The Larval 4D Standard Brain of Drosophila Melanogaster on a Single Cell Level
How is behavior output organized in a brain based on external sensory inputs, internal motivational states or even knowledge gained through prior experience?
Understanding these processes is the most essential issue in the field of neuroscience. For centuries, researchers in the functional brain sciences have been mapping properties of behavior to areas of the brain. Yet, the step from simple maps to a generally accepted model has proven exceedingly difficult. Among the extremely reduced model organisms (e.g. C.elegans or Aplysia) that only on a constricted level allow for meaningful comparisons with humans, and more complex vertebrate systems (e.g. mouse, zebra fish) that have numerical, ethical and technical constraints, the classical genetic model organism Drosophila has acquired an important intermediate position. Recent approaches either try to establish the complete connectome of the larval brain by serial transmission electron microscopy (TEM) or work on a 3D brain atlas for its adult counterpart based on confocal microscopy stacks of different GAL4 driver lines.

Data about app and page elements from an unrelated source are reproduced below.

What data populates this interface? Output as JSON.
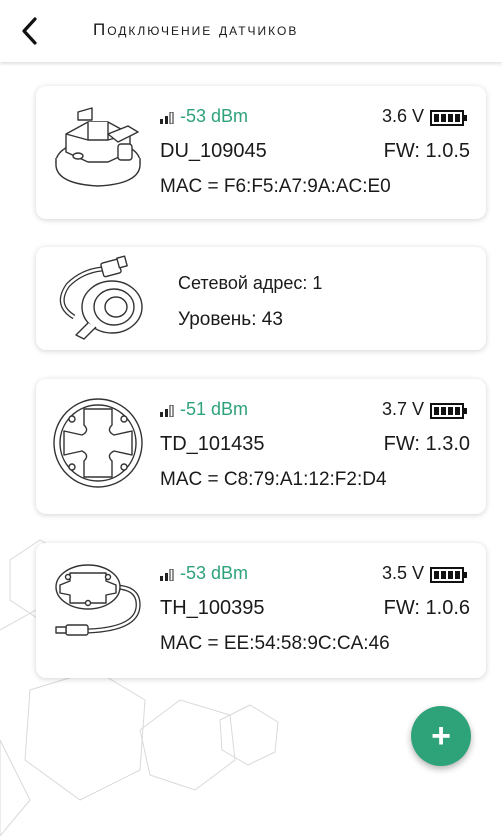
{
  "header": {
    "title": "Подключение датчиков",
    "back_icon": "chevron-left-icon"
  },
  "accent_color": "#2ea37a",
  "devices": [
    {
      "rssi": "-53 dBm",
      "voltage": "3.6 V",
      "name": "DU_109045",
      "fw": "FW: 1.0.5",
      "mac": "MAC = F6:F5:A7:9A:AC:E0",
      "image": "du-sensor-image"
    },
    {
      "address": "Сетевой адрес: 1",
      "level": "Уровень: 43",
      "image": "hub-sensor-image"
    },
    {
      "rssi": "-51 dBm",
      "voltage": "3.7 V",
      "name": "TD_101435",
      "fw": "FW: 1.3.0",
      "mac": "MAC = C8:79:A1:12:F2:D4",
      "image": "td-sensor-image"
    },
    {
      "rssi": "-53 dBm",
      "voltage": "3.5 V",
      "name": "TH_100395",
      "fw": "FW: 1.0.6",
      "mac": "MAC = EE:54:58:9C:CA:46",
      "image": "th-sensor-image"
    }
  ],
  "fab": {
    "icon": "plus-icon",
    "label": "+"
  }
}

However, both approaches have reached biological limits; whereas the TEM method is restricted to the anatomical level of a single brain but allows for the establishment of the connectome based on its high resolution, the 3D registration allows linking anatomical data to functional studies. However, so far it is restricted to about 10% of the adult Drosophila brain due to its numerical complexity of about 200.000 neurons.
Therefore, we propose a joined approach to establish a comprehensive 4D reconstruction of the about 10.000 neurons of the larval brain based on GAL4, LexA and split-GAL4 lines. The project will be realized by the unique expertise of three groups working in the field of neuroscience and informatics; 1) The Thum lab will visualize these neurons by immunohistochemical techniques and confocal microscopy. 2) The Merhof lab will register these neurons based on its anatomical information onto a standard brain. 3) The Bühler lab will process, organize and visualize the processed data in an open access database. In addition, the labs of B. Dickson and J. Truman, both located at the HHMI Janelia Farm Research Campus (USA) will support the endeavor by offering access to the worldwide largest set of genetic tools and anatomical raw data on larval brain anatomy. In summary, our approach will reconstruct the larval brain in 4D on the neuronal level; at the same time it will also define a new set of annotated (in an open access database) and freely accessible neurogenetic tools to investigate the particular function of single neurons within an entire brain. By that – for the first time – it will be possible to establish a common resource base that offers support for the rapidly growing neurobiology community in Europe working on the Drosophila larva.
Partners and Collaborators:
Prof. Andreas Thum, University Konstanz / University Leipzig
Prof. Dorit Merhof, RWTH Aachen
Prof. Jim Truman, HHMI
Prof. Volker Hartenstein, UCLA